is part of the Division of Informa PLC

This site is operated by a business or businesses owned by Informa PLC and all copyright resides with them. Informa PLC's registered office is 5 Howick Place, London SW1P 1WG. Registered in England and Wales. Number 8860726.

  • American Agriculturist
  • Beef Producer
  • Corn and Soybean Digest
  • Dakota Farmer
  • Delta Farm Press
  • Farm Futures
  • Farm Industry news
  • Indiana Prairie Farmer
  • Kansas Farmer
  • Michigan Farmer
  • Missouri Ruralist
  • Nebraska Farmer
  • Ohio Farmer
  • Prairie Farmer
  • Southeast Farm Press
  • Southwest Farm Press
  • The Farmer
  • Wallaces Farmer
  • Western Farm Press
  • Western Farmer Stockman
  • Wisconsin Agriculturist
Corn+Soybean Digest

AFBF Files Suit against Corps of Engineers in CWA Case

The American Farm Bureau Federation has filed an action against the U.S. Army Corps of Engineers for what the organization calls another example of regulatory overreach. The suit, filed by AFBF and the U.S. Sugar Corporation in the U.S. District Court in Washington, DC, takes the Corps to task for non-compliance with its own rules regarding prior converted croplands.

The suit argues that recent action by the Corps goes against the 1993 rule that excluded prior converted croplands from regulation under the Clean Water Act (CWA). The Corps’ actions would subject croplands to federal control if farmers take their prior converted cropland out of crop production and change its use. There are currently more than 53 million acres of prior converted cropland in the U.S.

“These lands are out of the realm of CWA jurisdiction, meaning the Corps can’t regulate them as waters of the U.S.,” says AFBF President Bob Stallman. “This is important because the value of prior converted croplands is significantly higher than land encumbered by costly federal wetlands regulations.”

Until recently, farmers could rely on the regulations established in 1993 and could use prior converted cropland for both agricultural and non-agricultural uses. Many farmers use the equity in prior converted cropland as collateral for the capital needed for farm and other loans. For many farmers, the development value of the land is an important asset.

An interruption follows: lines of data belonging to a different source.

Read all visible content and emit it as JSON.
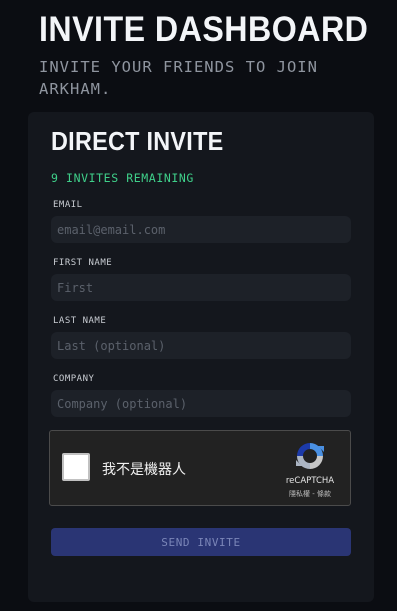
{
  "page": {
    "title": "INVITE DASHBOARD",
    "subtitle": "INVITE YOUR FRIENDS TO JOIN ARKHAM."
  },
  "card": {
    "title": "DIRECT INVITE",
    "invites_remaining": "9 INVITES REMAINING",
    "fields": [
      {
        "label": "EMAIL",
        "value": "",
        "placeholder": "email@email.com"
      },
      {
        "label": "FIRST NAME",
        "value": "",
        "placeholder": "First"
      },
      {
        "label": "LAST NAME",
        "value": "",
        "placeholder": "Last (optional)"
      },
      {
        "label": "COMPANY",
        "value": "",
        "placeholder": "Company (optional)"
      }
    ],
    "captcha": {
      "label": "我不是機器人",
      "brand": "reCAPTCHA",
      "links": "隱私權 - 條款",
      "icon": "recaptcha-icon",
      "checked": false
    },
    "send_button": "SEND INVITE"
  },
  "colors": {
    "background": "#0b0d12",
    "card": "#14171d",
    "accent_green": "#3fd08a",
    "button": "#2a3574"
  }
}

“The Corps is now trying to arbitrarily change the rules of the game, which would have significant impacts on producers’ land values and property rights,” Stallman says.

Hide comments


  • Allowed HTML tags: <em> <strong> <blockquote> <br> <p>

Plain text

  • No HTML tags allowed.
  • Web page addresses and e-mail addresses turn into links automatically.
  • Lines and paragraphs break automatically.